WORK REQUIRED: Repeat the entire listing exactly.

EXCERPTED RECORDS:
━━━━━━━━━━━━━━━━

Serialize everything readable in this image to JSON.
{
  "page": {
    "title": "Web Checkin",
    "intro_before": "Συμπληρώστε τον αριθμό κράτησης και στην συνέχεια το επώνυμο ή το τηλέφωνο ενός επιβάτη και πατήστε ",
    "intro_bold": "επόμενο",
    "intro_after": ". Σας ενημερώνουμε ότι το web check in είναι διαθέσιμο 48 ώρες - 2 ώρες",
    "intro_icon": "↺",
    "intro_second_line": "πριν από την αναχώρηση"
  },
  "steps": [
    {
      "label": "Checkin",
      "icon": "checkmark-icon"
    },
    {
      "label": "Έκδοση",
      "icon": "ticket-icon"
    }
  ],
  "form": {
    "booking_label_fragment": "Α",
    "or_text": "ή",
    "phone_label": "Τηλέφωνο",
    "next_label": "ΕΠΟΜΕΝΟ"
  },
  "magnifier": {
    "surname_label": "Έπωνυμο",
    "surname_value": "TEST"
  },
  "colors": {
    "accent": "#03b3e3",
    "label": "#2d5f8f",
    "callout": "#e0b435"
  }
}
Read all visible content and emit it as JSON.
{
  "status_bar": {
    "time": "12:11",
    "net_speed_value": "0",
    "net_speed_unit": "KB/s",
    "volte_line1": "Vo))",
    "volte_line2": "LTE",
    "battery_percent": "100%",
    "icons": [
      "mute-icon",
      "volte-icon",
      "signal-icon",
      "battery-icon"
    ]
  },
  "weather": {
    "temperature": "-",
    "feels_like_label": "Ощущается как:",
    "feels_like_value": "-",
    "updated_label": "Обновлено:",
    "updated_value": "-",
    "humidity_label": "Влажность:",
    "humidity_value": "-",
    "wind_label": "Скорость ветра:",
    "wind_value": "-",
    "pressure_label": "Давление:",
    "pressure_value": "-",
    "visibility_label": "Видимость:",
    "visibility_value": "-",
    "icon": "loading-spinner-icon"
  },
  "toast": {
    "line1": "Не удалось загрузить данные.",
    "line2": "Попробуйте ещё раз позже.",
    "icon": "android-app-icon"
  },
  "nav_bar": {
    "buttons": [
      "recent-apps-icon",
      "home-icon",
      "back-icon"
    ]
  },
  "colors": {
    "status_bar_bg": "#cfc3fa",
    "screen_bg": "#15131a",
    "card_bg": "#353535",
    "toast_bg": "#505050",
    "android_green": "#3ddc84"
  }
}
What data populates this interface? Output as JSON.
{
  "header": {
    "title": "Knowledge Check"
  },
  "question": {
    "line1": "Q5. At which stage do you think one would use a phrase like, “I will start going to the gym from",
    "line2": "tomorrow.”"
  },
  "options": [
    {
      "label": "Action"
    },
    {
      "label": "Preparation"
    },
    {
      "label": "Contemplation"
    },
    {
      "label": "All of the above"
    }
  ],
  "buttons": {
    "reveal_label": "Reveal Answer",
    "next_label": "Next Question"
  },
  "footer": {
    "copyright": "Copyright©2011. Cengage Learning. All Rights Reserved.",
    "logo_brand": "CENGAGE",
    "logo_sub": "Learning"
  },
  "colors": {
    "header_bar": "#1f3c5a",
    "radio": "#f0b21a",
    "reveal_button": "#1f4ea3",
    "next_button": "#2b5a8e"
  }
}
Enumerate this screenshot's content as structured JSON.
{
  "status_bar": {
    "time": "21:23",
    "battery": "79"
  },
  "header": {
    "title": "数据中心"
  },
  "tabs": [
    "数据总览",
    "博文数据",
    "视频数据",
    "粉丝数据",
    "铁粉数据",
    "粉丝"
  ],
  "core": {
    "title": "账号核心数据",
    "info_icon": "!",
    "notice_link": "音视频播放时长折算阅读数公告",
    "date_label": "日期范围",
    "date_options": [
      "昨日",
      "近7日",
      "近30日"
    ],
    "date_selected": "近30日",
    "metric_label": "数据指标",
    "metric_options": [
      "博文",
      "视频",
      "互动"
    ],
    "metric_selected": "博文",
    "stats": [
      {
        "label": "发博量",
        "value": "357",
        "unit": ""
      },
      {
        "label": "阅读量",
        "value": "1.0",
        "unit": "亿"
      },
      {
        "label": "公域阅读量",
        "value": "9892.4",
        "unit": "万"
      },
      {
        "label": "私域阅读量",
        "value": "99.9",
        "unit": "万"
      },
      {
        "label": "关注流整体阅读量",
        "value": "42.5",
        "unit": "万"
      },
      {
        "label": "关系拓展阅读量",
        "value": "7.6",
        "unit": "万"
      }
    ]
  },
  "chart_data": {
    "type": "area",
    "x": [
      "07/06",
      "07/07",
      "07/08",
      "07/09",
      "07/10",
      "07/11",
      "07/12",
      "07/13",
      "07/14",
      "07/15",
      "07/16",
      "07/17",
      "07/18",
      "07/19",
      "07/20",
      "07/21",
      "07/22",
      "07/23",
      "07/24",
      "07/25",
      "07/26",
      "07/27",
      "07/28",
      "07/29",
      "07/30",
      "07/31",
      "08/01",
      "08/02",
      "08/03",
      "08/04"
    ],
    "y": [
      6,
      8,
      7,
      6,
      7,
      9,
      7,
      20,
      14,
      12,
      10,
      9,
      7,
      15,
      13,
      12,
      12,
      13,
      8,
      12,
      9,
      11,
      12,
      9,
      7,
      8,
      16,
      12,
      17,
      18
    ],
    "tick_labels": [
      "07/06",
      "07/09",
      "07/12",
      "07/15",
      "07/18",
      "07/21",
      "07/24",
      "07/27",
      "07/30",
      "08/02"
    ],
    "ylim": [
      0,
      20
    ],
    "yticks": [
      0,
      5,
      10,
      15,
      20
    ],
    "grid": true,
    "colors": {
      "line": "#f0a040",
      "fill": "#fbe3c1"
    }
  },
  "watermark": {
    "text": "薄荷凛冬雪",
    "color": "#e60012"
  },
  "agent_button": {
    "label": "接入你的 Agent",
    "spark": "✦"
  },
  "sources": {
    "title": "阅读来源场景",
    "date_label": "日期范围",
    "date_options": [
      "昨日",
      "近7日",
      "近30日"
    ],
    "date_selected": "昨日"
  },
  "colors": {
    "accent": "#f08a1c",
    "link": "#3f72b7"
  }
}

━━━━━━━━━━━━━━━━

EXERCISE SOLUTION:
Serialize everything readable in this image to JSON.
{
  "page": {
    "title": "Web Checkin",
    "intro_before": "Συμπληρώστε τον αριθμό κράτησης και στην συνέχεια το επώνυμο ή το τηλέφωνο ενός επιβάτη και πατήστε ",
    "intro_bold": "επόμενο",
    "intro_after": ". Σας ενημερώνουμε ότι το web check in είναι διαθέσιμο 48 ώρες - 2 ώρες",
    "intro_icon": "↺",
    "intro_second_line": "πριν από την αναχώρηση"
  },
  "steps": [
    {
      "label": "Checkin",
      "icon": "checkmark-icon"
    },
    {
      "label": "Έκδοση",
      "icon": "ticket-icon"
    }
  ],
  "form": {
    "booking_label_fragment": "Α",
    "or_text": "ή",
    "phone_label": "Τηλέφωνο",
    "next_label": "ΕΠΟΜΕΝΟ"
  },
  "magnifier": {
    "surname_label": "Έπωνυμο",
    "surname_value": "TEST"
  },
  "colors": {
    "accent": "#03b3e3",
    "label": "#2d5f8f",
    "callout": "#e0b435"
  }
}
Read all visible content and emit it as JSON.
{
  "status_bar": {
    "time": "12:11",
    "net_speed_value": "0",
    "net_speed_unit": "KB/s",
    "volte_line1": "Vo))",
    "volte_line2": "LTE",
    "battery_percent": "100%",
    "icons": [
      "mute-icon",
      "volte-icon",
      "signal-icon",
      "battery-icon"
    ]
  },
  "weather": {
    "temperature": "-",
    "feels_like_label": "Ощущается как:",
    "feels_like_value": "-",
    "updated_label": "Обновлено:",
    "updated_value": "-",
    "humidity_label": "Влажность:",
    "humidity_value": "-",
    "wind_label": "Скорость ветра:",
    "wind_value": "-",
    "pressure_label": "Давление:",
    "pressure_value": "-",
    "visibility_label": "Видимость:",
    "visibility_value": "-",
    "icon": "loading-spinner-icon"
  },
  "toast": {
    "line1": "Не удалось загрузить данные.",
    "line2": "Попробуйте ещё раз позже.",
    "icon": "android-app-icon"
  },
  "nav_bar": {
    "buttons": [
      "recent-apps-icon",
      "home-icon",
      "back-icon"
    ]
  },
  "colors": {
    "status_bar_bg": "#cfc3fa",
    "screen_bg": "#15131a",
    "card_bg": "#353535",
    "toast_bg": "#505050",
    "android_green": "#3ddc84"
  }
}
What data populates this interface? Output as JSON.
{
  "header": {
    "title": "Knowledge Check"
  },
  "question": {
    "line1": "Q5. At which stage do you think one would use a phrase like, “I will start going to the gym from",
    "line2": "tomorrow.”"
  },
  "options": [
    {
      "label": "Action"
    },
    {
      "label": "Preparation"
    },
    {
      "label": "Contemplation"
    },
    {
      "label": "All of the above"
    }
  ],
  "buttons": {
    "reveal_label": "Reveal Answer",
    "next_label": "Next Question"
  },
  "footer": {
    "copyright": "Copyright©2011. Cengage Learning. All Rights Reserved.",
    "logo_brand": "CENGAGE",
    "logo_sub": "Learning"
  },
  "colors": {
    "header_bar": "#1f3c5a",
    "radio": "#f0b21a",
    "reveal_button": "#1f4ea3",
    "next_button": "#2b5a8e"
  }
}
Enumerate this screenshot's content as structured JSON.
{
  "status_bar": {
    "time": "21:23",
    "battery": "79"
  },
  "header": {
    "title": "数据中心"
  },
  "tabs": [
    "数据总览",
    "博文数据",
    "视频数据",
    "粉丝数据",
    "铁粉数据",
    "粉丝"
  ],
  "core": {
    "title": "账号核心数据",
    "info_icon": "!",
    "notice_link": "音视频播放时长折算阅读数公告",
    "date_label": "日期范围",
    "date_options": [
      "昨日",
      "近7日",
      "近30日"
    ],
    "date_selected": "近30日",
    "metric_label": "数据指标",
    "metric_options": [
      "博文",
      "视频",
      "互动"
    ],
    "metric_selected": "博文",
    "stats": [
      {
        "label": "发博量",
        "value": "357",
        "unit": ""
      },
      {
        "label": "阅读量",
        "value": "1.0",
        "unit": "亿"
      },
      {
        "label": "公域阅读量",
        "value": "9892.4",
        "unit": "万"
      },
      {
        "label": "私域阅读量",
        "value": "99.9",
        "unit": "万"
      },
      {
        "label": "关注流整体阅读量",
        "value": "42.5",
        "unit": "万"
      },
      {
        "label": "关系拓展阅读量",
        "value": "7.6",
        "unit": "万"
      }
    ]
  },
  "chart_data": {
    "type": "area",
    "x": [
      "07/06",
      "07/07",
      "07/08",
      "07/09",
      "07/10",
      "07/11",
      "07/12",
      "07/13",
      "07/14",
      "07/15",
      "07/16",
      "07/17",
      "07/18",
      "07/19",
      "07/20",
      "07/21",
      "07/22",
      "07/23",
      "07/24",
      "07/25",
      "07/26",
      "07/27",
      "07/28",
      "07/29",
      "07/30",
      "07/31",
      "08/01",
      "08/02",
      "08/03",
      "08/04"
    ],
    "y": [
      6,
      8,
      7,
      6,
      7,
      9,
      7,
      20,
      14,
      12,
      10,
      9,
      7,
      15,
      13,
      12,
      12,
      13,
      8,
      12,
      9,
      11,
      12,
      9,
      7,
      8,
      16,
      12,
      17,
      18
    ],
    "tick_labels": [
      "07/06",
      "07/09",
      "07/12",
      "07/15",
      "07/18",
      "07/21",
      "07/24",
      "07/27",
      "07/30",
      "08/02"
    ],
    "ylim": [
      0,
      20
    ],
    "yticks": [
      0,
      5,
      10,
      15,
      20
    ],
    "grid": true,
    "colors": {
      "line": "#f0a040",
      "fill": "#fbe3c1"
    }
  },
  "watermark": {
    "text": "薄荷凛冬雪",
    "color": "#e60012"
  },
  "agent_button": {
    "label": "接入你的 Agent",
    "spark": "✦"
  },
  "sources": {
    "title": "阅读来源场景",
    "date_label": "日期范围",
    "date_options": [
      "昨日",
      "近7日",
      "近30日"
    ],
    "date_selected": "昨日"
  },
  "colors": {
    "accent": "#f08a1c",
    "link": "#3f72b7"
  }
}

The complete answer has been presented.